Then And Now:  A Compendium of Berklee Faculty Union Achievements

by Mike Scott

August 8, 2015

 

The opportunity to radically change an institution seldom arises. 

Seizing that opportunity and actually implementing those changes is even more rare. 

In 1986, against monumental odds, the faculty at Berklee College of Music accomplished that very feat.

On Monday, April 22, 1986, then college president, Lee Berk, and I signed the first Berklee Faculty Union Contract Agreement, ending a 14-day strike.  A strike brought about by a full year of fruitless negotiations. During the two weeks of the strike 150 faculty members (96% of the total faculty) sacrificed their pay and put their jobs on the line. 

Often joined by hundreds of students, they hit the bricks during the damp, chilly early spring days, demanding improved wages, hours and working conditions.

In the nearly thirty years since, here is what those determined men and women, with a little help from their students, achieved:

 

THEN:  Average full-time salary, $16,000; average hourly rate, $7.50

NOW:  Average full-time salary, $81,000; average hourly rate $80.00.

 

THEN:  Full-time faculty taught thirty contact hours in the fall semester, thirty more in the spring and an additional twenty during the 12-week summer session.  That’s right, 80 required teaching hours over 12 months with no additional compensation for the summer term.

NOW:  Full-time faculty teach fourteen to eighteen contact hours in the fall semester, the same in the spring and summer teaching is no longer required.  This represents a nearly 60% reduction in teaching load.  And now, should faculty members choose to teach the summer session, they receive additional compensation.

 

THEN:  One-year contracts for all faculty; whimsical non-reappointment and dismissal standards; no procedure for airing grievances.

NOW:  Three-to-five-year contracts for all full-time faculty; “just cause” (the best possible) standard for non reappointment of full-time faculty and many part-time faculty and “just cause” standard for dismissal for all faculty; established grievance procedure with rights to impartial third party arbitration.

 

THEN:  Teaching schedules/courses taught not made available until the first day of classes each semester (imagine the chaos that created).  Academic Year schedule not posted at all.

NOW:  Teaching schedules/courses taught made available 3 – 6 months in advance of each semester.  Academic Year schedule posted at least 1 year in advance.

 

THEN:  Full-time faculty expected to retire at 60% salary, including social security benefit.

NOW:  Full-time faculty expected to retire at 85% to 90% salary (or more), including social security.

 

THEN:  No ranks; no promotion process.
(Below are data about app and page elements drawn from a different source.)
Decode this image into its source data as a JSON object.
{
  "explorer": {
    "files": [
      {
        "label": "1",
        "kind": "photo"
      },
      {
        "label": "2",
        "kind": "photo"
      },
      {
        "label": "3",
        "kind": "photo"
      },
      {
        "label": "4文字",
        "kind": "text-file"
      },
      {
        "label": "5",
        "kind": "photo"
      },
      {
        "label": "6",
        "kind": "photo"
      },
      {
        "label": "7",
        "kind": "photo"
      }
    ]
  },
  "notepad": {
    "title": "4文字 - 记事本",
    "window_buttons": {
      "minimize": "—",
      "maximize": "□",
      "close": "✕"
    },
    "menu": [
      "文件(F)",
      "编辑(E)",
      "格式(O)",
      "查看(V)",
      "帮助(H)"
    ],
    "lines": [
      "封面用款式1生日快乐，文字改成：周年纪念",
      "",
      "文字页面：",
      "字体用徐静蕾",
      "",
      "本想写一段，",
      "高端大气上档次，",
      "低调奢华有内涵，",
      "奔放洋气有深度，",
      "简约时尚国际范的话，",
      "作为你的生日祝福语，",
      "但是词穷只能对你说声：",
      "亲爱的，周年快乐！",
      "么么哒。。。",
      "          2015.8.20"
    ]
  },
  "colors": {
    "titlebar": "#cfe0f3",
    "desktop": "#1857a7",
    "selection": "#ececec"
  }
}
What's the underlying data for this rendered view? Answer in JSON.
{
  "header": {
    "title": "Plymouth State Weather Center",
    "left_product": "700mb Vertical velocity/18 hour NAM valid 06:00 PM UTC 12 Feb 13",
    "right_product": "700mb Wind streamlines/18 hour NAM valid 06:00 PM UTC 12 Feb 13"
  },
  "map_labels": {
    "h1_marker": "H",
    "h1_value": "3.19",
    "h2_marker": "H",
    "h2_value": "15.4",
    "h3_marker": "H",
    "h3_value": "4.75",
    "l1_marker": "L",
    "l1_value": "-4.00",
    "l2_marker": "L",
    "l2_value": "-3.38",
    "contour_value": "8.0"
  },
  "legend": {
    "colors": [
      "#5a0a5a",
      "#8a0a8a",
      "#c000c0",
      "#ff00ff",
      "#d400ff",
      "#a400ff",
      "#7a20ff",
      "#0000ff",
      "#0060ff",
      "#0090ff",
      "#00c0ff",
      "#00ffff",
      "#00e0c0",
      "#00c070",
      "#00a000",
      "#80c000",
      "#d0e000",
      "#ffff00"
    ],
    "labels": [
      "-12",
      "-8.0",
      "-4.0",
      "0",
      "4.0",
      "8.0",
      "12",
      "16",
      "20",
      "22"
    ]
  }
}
NOW:  Traditional academic ranks; established promotion process.

 

THEN:  No opportunity to address individual compensation concerns.

NOW:  All faculty may attempt to renegotiate compensation once every three years.

 

THEN:  Part-time faculty not paid for department meetings or office hours.

NOW:  Part-time faculty paid for department meetings and office hours.

 

THEN:  No health, dental, disability or life insurance benefits for part-time faculty.

NOW:  90% of part-time faculty qualify for health, disability, dental and life insurance benefits.

 

THEN:  No retirement plan for part-time faculty.

NOW:  403b employer co-contribution plan for part-time faculty.

 

THEN:  As needed contracts with no guaranteed hours for part-time faculty.

NOW:  Three-year contracts with guaranteed hours for qualifying part-time faculty.

 

THEN:  No paid parental leave for anyone.

NOW:  Paid parental leave for all faculty.

 

The list goes on—tuition reimbursement, tuition reduction, recording grants, education grants, paid leaves, scheduling considerations, equity adjustments—all available now; all unheard of in 1986.  Interesting what time and a strong union can do.

The overall impact of these improvements for faculty both then and now has been unarguably positive.  Their rights and responsibilities are clearly set forth in the Faculty Contract Agreement, their jobs are secure and teaching at Berklee can rightly be thought of as a long-term career option, something that was not possible before the1986 strike.  Going forward, these vastly improved working conditions should make it even easier for college to attract the kind of creative, talented faculty it always has.  

Since 1986 Berklee’s administration has changed considerably, yet many faculty issues still need addressing—full-time faculty classroom teaching load, a fair and equitable process for part-time faculty to achieve promotion to full-time status, compensation at the rank of professor.  Correcting these and other inequities will not be easy.  It will take time.  But if the gifted and diligent teachers at Berklee College of Music continue to stand together and support their faculty union, time will always be on their side.


Mike Scott served as president of the Berklee Faculty Union from its recognition by the National Labor Relations Board in 1985 until his retirement from the position in 2011.  He continues to teach at Berklee in the harmony department.  He may be contacted at mscott@berklee.edu.